Statistics - their value

Juli Kuhl (
Sat, 31 Aug 1996 11:01:17 -0400 (EDT)

IMHO from the far corner of the room... the older I get the less impressed
I am with statistics as a form of validating one's
opinions/thoughts/beliefs. By no means is it wise to totally ignore them;
many errors are carried on for generations because we refused to listen to
those who saw things differently.

But at the same time I've seen stats misused so many, many times in some
critically important - even essential - issues that I tend to relegate
them to the category of merely "interesting" or "curious".

Here's a thot or two for my position these days: you shared the
percentages of those who voted for one position v. those who voted for
another as evidence of the probable position of "the church". 'scuse
me, but I think the vote merely shows the opinions of those who took
the time to vote, not those who belong to the Body itself. And most
certainly not the opinions of the Body as a whole (the church universal).

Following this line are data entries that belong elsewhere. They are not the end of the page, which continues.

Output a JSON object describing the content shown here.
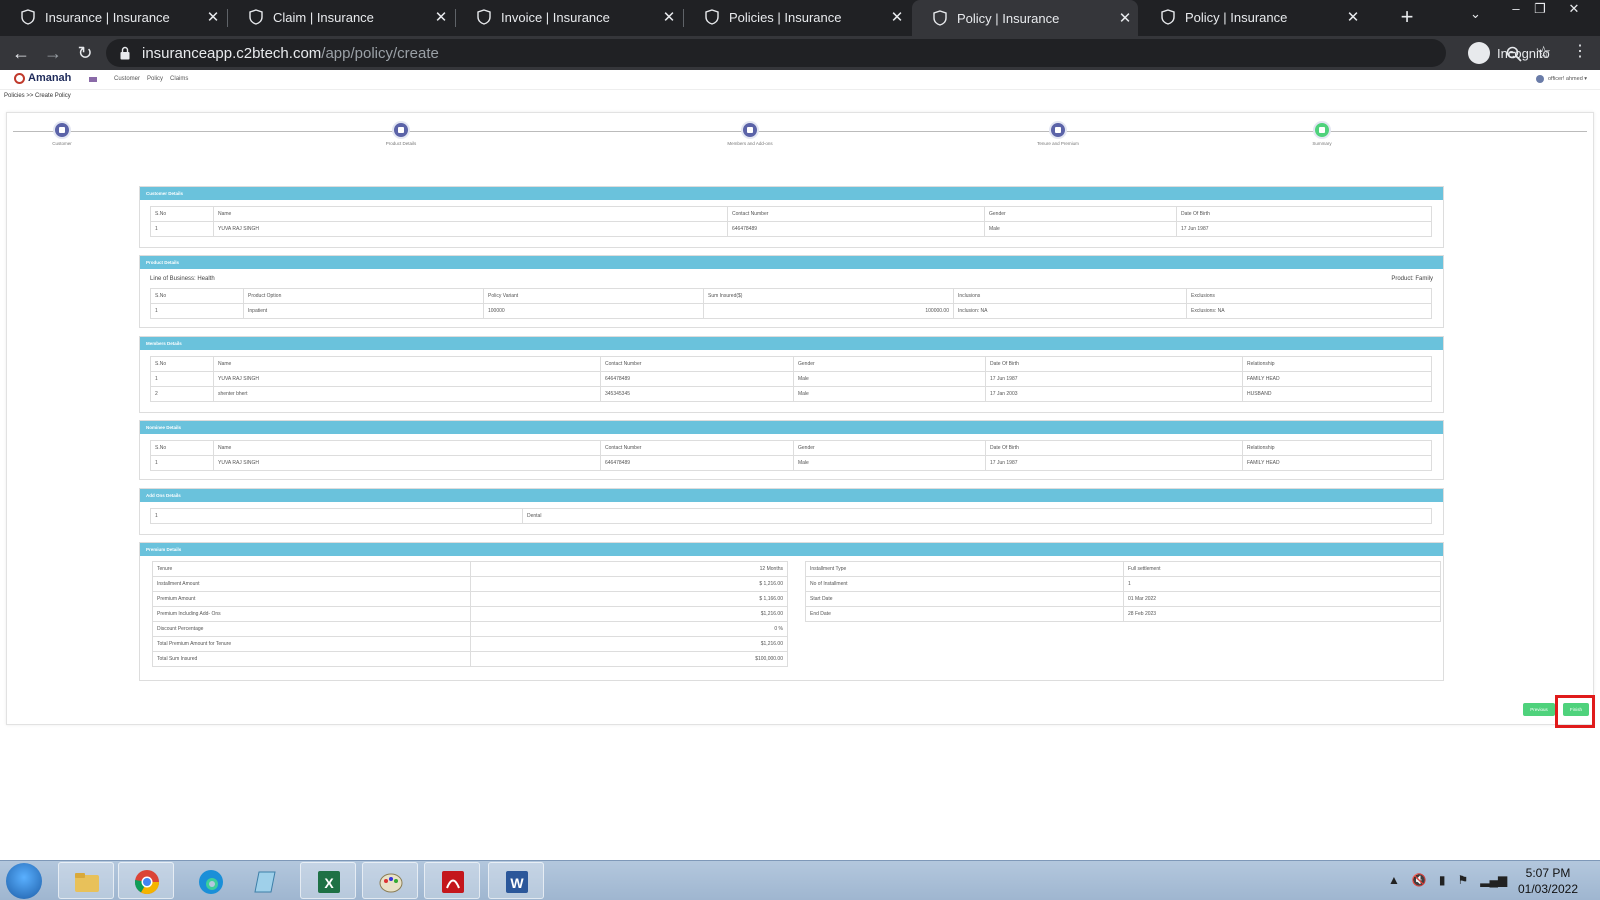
{
  "browser": {
    "tabs": [
      {
        "title": "Insurance | Insurance",
        "active": false
      },
      {
        "title": "Claim | Insurance",
        "active": false
      },
      {
        "title": "Invoice | Insurance",
        "active": false
      },
      {
        "title": "Policies | Insurance",
        "active": false
      },
      {
        "title": "Policy | Insurance",
        "active": true
      },
      {
        "title": "Policy | Insurance",
        "active": false
      }
    ],
    "url_host": "insuranceapp.c2btech.com",
    "url_path": "/app/policy/create",
    "incognito_label": "Incognito"
  },
  "app": {
    "logo_text": "Amanah",
    "nav": [
      "Customer",
      "Policy",
      "Claims"
    ],
    "user": "officer! ahmed ▾",
    "breadcrumb": "Policies >> Create Policy"
  },
  "steps": [
    {
      "label": "Customer",
      "color": "#5b63a8"
    },
    {
      "label": "Product Details",
      "color": "#5b63a8"
    },
    {
      "label": "Members and Add-ons",
      "color": "#5b63a8"
    },
    {
      "label": "Tenure and Premium",
      "color": "#5b63a8"
    },
    {
      "label": "Summary",
      "color": "#4fd27c"
    }
  ],
  "customer": {
    "heading": "Customer Details",
    "headers": [
      "S.No",
      "Name",
      "Contact Number",
      "Gender",
      "Date Of Birth"
    ],
    "rows": [
      [
        "1",
        "YUVA RAJ SINGH",
        "646478489",
        "Male",
        "17 Jun 1987"
      ]
    ]
  },
  "product": {
    "heading": "Product Details",
    "lob": "Line of Business: Health",
    "product": "Product: Family",
    "headers": [
      "S.No",
      "Product Option",
      "Policy Variant",
      "Sum Insured($)",
      "Inclusions",
      "Exclusions"
    ],
    "rows": [
      [
        "1",
        "Inpatient",
        "100000",
        "100000.00",
        "Inclusion:  NA",
        "Exclusions:  NA"
      ]
    ]
  },
  "members": {
    "heading": "Members Details",
    "headers": [
      "S.No",
      "Name",
      "Contact Number",
      "Gender",
      "Date Of Birth",
      "Relationship"
    ],
    "rows": [
      [
        "1",
        "YUVA RAJ SINGH",
        "646478489",
        "Male",
        "17 Jun 1987",
        "FAMILY HEAD"
      ],
      [
        "2",
        "shenter bhert",
        "345345345",
        "Male",
        "17 Jan 2003",
        "HUSBAND"
      ]
    ]
  },
  "nominee": {
    "heading": "Nominee Details",
    "headers": [
      "S.No",
      "Name",
      "Contact Number",
      "Gender",
      "Date Of Birth",
      "Relationship"
    ],
    "rows": [
      [
        "1",
        "YUVA RAJ SINGH",
        "646478489",
        "Male",
        "17 Jun 1987",
        "FAMILY HEAD"
      ]
    ]
  },
  "addons": {
    "heading": "Add Ons Details",
    "rows": [
      [
        "1",
        "Dental"
      ]
    ]
  },
  "premium": {
    "heading": "Premium Details",
    "left": [
      [
        "Tenure",
        "12 Months"
      ],
      [
        "Installment Amount",
        "$ 1,216.00"
      ],
      [
        "Premium Amount",
        "$ 1,166.00"
      ],
      [
        "Premium Including Add- Ons",
        "$1,216.00"
      ],
      [
        "Discount Percentage",
        "0 %"
      ],
      [
        "Total Premium Amount for Tenure",
        "$1,216.00"
      ],
      [
        "Total Sum Insured",
        "$100,000.00"
      ]
    ],
    "right": [
      [
        "Installment Type",
        "Full settlement"
      ],
      [
        "No of Installment",
        "1"
      ],
      [
        "Start Date",
        "01 Mar 2022"
      ],
      [
        "End Date",
        "28 Feb 2023"
      ]
    ]
  },
  "buttons": {
    "previous": "Previous",
    "finish": "Finish"
  },
  "taskbar": {
    "time": "5:07 PM",
    "date": "01/03/2022"
  }
}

See what I mean? It's something like Ann Landers saying there was an
overwhelming response (to a bizarre situation) and implying that the
attitude of the American public has changed. Well, I think her experience
merely reveals that those who took the time to write felt strongly enough
about the issue to let their opinions be known and that these people
differ from past public opinions as expressed or identified.

One more example: a recent AP story claimed "the majority of parents in
NJ are in favor of sex education in public schools" citing a survey of 700
people. I don't mind telling you that I went after the newspaper for
running such a misrepresentation on the front page. To state that the
"majority of parents" believe a certain way when there are more than
7,890,000 residents in NJ (as of 1995) was a gross and serious
distortion & bad reporting. (How many of those seven million are parents
I have no idea but we can assume there are quite a few, and we can also
assume a significant portion do NOT think sex education to kindergartners
is a good idea, nor is a demonstration of oral application of a purple
condom appropriate for elementary students... actual cases, not

Well, I've certainly gone off course a bit, especially for a scientific
discussion group; but I do want to disagree w/the weight that seems
given to percentages only because it is disproportionate.

So is there a "silent majority"? I am convinced there is. Statistics
don't seem to acknowledge the very great numbers of people not
contacted... which is certainly logical and reasonable. There's a huge
difference between a survey and a census. And that's why the "scientific
method" of repeated experiments carefully controlled has value.
Statistics of those who vote are not of much value to me anymore.

There's also a risk of drawing conclusions from data based on one's
interpretation (frame of reference, filter, bias, presuppositions,
whatever you want to call it, as derived from training - other people's
ideas we accept as our own - and/or experience). I see more and more
misinterpretation of data, some of it based on statistics. For
example, the media is upset these days because the public "isn't
interested" in political conventions anymore (evidenced by low ratings)
when the real problem may very well be that viewers are discouraged (some
might be disgusted) with the terrible slant (bias) of the media. The data
(low ratings) have been interpreted incorrectly, something quite common in
our world, I guess. We can probably all cite additional examples from our
chosen fields of study. Just my perspective on the significance of using
statistics to give credibility to our arguments.

Kinda wordy. Sorry! Have a good one!

Juli Kuhl
social worker/jail chaplain/journalist


On 30 Aug 1996, John W. Burgeson wrote:

> Bill Dozier writes, in part: >>To be more accurate, "b" should read "practically
> all," or at least "an overwhelming majority of" rather than "many." This is not
> to quibble with point "a," but to state it the way that you have implies
> something close to an even split when there is nothing close to it. >>
> Appreciate the point -- but I'm unsure of its relevance.
> An overwhelming majority of Christians probably believe in the young earth,
> also.
> In our denomination (PCUSA), among those with a vote last summer, the split was
> 57% to 43% on the question of granting ordination. Which implies a lower/higher
> split on the question as I posed it.
> Episcopalians, Methodists and Lutherans are all wrestling with the same issue.
> In the absence of poll data, which would be difficult to get meaningfully, I
> don't have any real feeling for what the split is. Which is why I tried to
> specify it non-quantitatively. I probably should have used "some" in place of
> "many."
> Peace
> Burgy